With COVID-19 cutting a devastating swath throughout the world, what everyone wants to know about India is how bad the situation really is. In a country with a large but mostly poor population of 1.3 billion and a per capita of around just $2,000, a virus such as this can spread like wildfire and cause devastation.
So far, India has seen 612 cases and twelve deaths, but this is easily a questionable number considering the lack of testing kits, testers, and the country's massive population. China shut Wuhan down almost instantly and still suffered. India, like China, could also be deeply affected, especially if it has under-reported its figures. Realising this, the Indian government has done the smart thing by implementing a 21-day lockdown -- or de-facto "house arrest" -- along with an international and domestic flight ban, and a stoppage of the railway service.
The Indian government, with help from tech firm Haptik, has also launched a WhatsApp chatbot called MyGov Corona Helpdesk where people can text with questions about the virus. In turn, they can receive instant responses, including information about where they could receive assistance.
With government implementing these initiatives, its hope is that by the end of this period, much of the immediate threats from the virus will have blown over.
As the body continues to rise then, it may seem trivial to talk about the state of the tech sector as I am going to try and do, but the reality is that tech employs a wide swath of people, including Uber and Ola drivers and delivery personnel. With potentially nothing in their bank accounts to rescue them, their livelihoods are directly at stake with business closures arising from COVID-19.
Here's a short account of how various parts of the tech sector have fared with the ongoing crisis.
A few days ago, I wrote an article about how edtech firms in India are experiencing an upswing with schools being shut down during the exam period. Similarly, the revenues of internet-enabled grocery outfits such as Grofers and Bigbasket have gone through the roof, growing by double according to Quartz, as Indians go through a surge of panic buying.
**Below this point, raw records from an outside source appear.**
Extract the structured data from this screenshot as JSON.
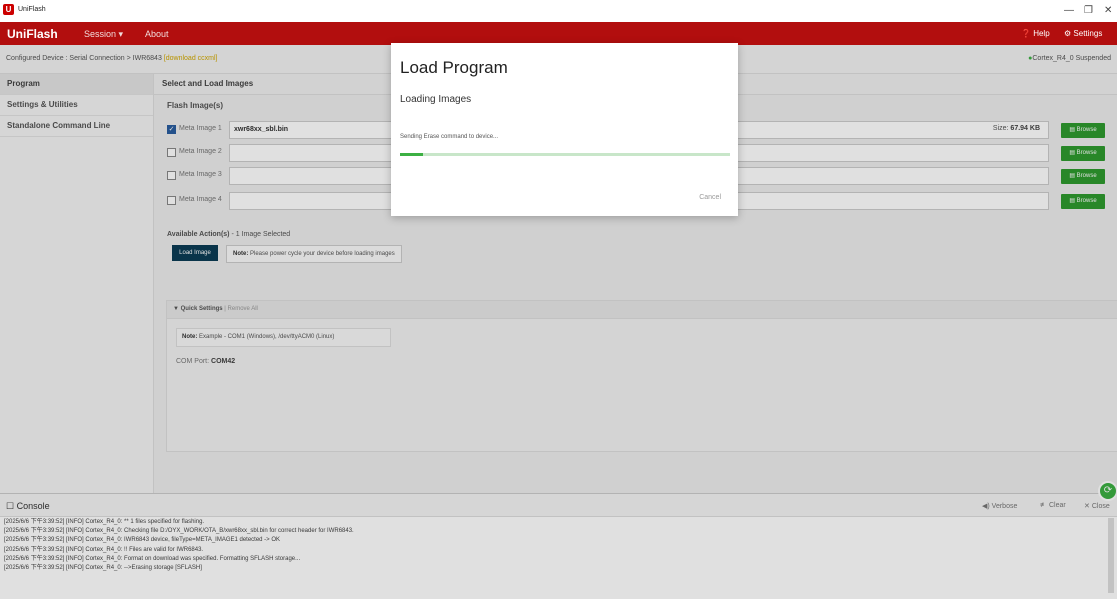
{
  "window": {
    "title": "UniFlash",
    "minimize": "—",
    "maximize": "❐",
    "close": "✕"
  },
  "menubar": {
    "brand": "UniFlash",
    "session": "Session ▾",
    "about": "About",
    "help": "Help",
    "settings": "Settings",
    "color": "#b20e0e"
  },
  "device": {
    "configured": "Configured Device : Serial Connection  >  IWR6843",
    "download_link": "[download ccxml]",
    "core_status": "Cortex_R4_0 Suspended"
  },
  "nav": {
    "items": [
      {
        "label": "Program"
      },
      {
        "label": "Settings & Utilities"
      },
      {
        "label": "Standalone Command Line"
      }
    ]
  },
  "main": {
    "section_title": "Select and Load Images",
    "flash_label": "Flash Image(s)",
    "images": [
      {
        "label": "Meta Image 1",
        "checked": true,
        "file": "xwr68xx_sbl.bin",
        "size_label": "Size:",
        "size_value": "67.94 KB"
      },
      {
        "label": "Meta Image 2",
        "checked": false,
        "file": ""
      },
      {
        "label": "Meta Image 3",
        "checked": false,
        "file": ""
      },
      {
        "label": "Meta Image 4",
        "checked": false,
        "file": ""
      }
    ],
    "browse_label": "Browse",
    "actions_title": "Available Action(s)",
    "actions_count": " - 1 Image Selected",
    "load_button": "Load Image",
    "note_prefix": "Note:",
    "note_text": " Please power cycle your device before loading images"
  },
  "quick_settings": {
    "header": "Quick Settings",
    "remove_all": " | Remove All",
    "note_prefix": "Note:",
    "note_text": " Example - COM1 (Windows), /dev/ttyACM0 (Linux)",
    "port_label": "COM Port:",
    "port_value": "COM42"
  },
  "console": {
    "title": "Console",
    "verbose": "Verbose",
    "clear": "Clear",
    "close": "Close",
    "lines": [
      "[2025/6/6 下午3:39:52] [INFO] Cortex_R4_0: ** 1 files specified for flashing.",
      "[2025/6/6 下午3:39:52] [INFO] Cortex_R4_0: Checking file D:/OYX_WORK/OTA_B/xwr68xx_sbl.bin for correct header for IWR6843.",
      "[2025/6/6 下午3:39:52] [INFO] Cortex_R4_0: IWR6843 device, fileType=META_IMAGE1 detected -> OK",
      "[2025/6/6 下午3:39:52] [INFO] Cortex_R4_0: !! Files are valid for IWR6843.",
      "[2025/6/6 下午3:39:52] [INFO] Cortex_R4_0: Format on download was specified. Formatting SFLASH storage...",
      "[2025/6/6 下午3:39:52] [INFO] Cortex_R4_0: -->Erasing storage [SFLASH]"
    ]
  },
  "dialog": {
    "title": "Load Program",
    "subtitle": "Loading Images",
    "status": "Sending Erase command to device...",
    "progress": 0.07,
    "cancel": "Cancel"
  }
}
Average basket values have also gone up by as much as 20%.
Experts say this will continue to have stickiness as new users discover the convenience of online shopping where they would not have otherwise. However, online shopping has taken a big hit in general, with Amazon to stop shipping non-essential products.
For many tech companies that are still in their infancy, this pandemic will probably come as a bitter blow. February already registered a 19-month low for investments and although this was primarily due to fewer big-ticket acquisitions, it is no doubt be a harbinger for things to come.
Sequoia recently sent out an email to its companies to "question every assumption" about their business and to start thinking about how to cut spending and jobs. Firms that have focused mainly on customer acquisition rather than generating profits will also find that the game has dramatically changed. According to Livemint, fundraising has already ground to a halt, with many companies only having control over their burn rate.
One promising startup sector that has already been hard hit is logistics, which had been booming until now. Shipsy, a Gurugram-based company that uses a digital platform to connect exporters and importers, has already seen their business plummet 25%, and with global shipping and transport having ground to a halt, this looks like the tip of the iceberg.
Just like it did in Europe a few days ago, Netflix announced that it would throttle its traffic over Indian telecom networks by 25% in order to alleviate the data congestion that has arisen from cooped up people binge-watching their content. Youtube and Amazon have also made similar announcements.
One of the biggest potential impacts to India's employment and economy could be the shuttering of manufacturing plants and assembly lines in the tech sector. For example, Xiaomi has eight factories that churn out smartphones, smart TVs, and power banks. One can only imagine the ripple effect that this would have on revenues, handset supply, and jobs if it were forced to close the doors on all of its factories.
So far, Xiaomi, Lenovo-Motorola, and Lava have already been impacted, with some of their smartphone factories being forced to shut down following a diktat by state government.
Needless to say, no one is even thinking of travelling so you can imagine the implosion that is currently taking place for online-enabled homestays, hotels, and travel websites like the rapidly growing Oyo. Leading travel aggregator Yatra.com said that 35% of bookings that include travel and hotel to international destinations have already been cancelled.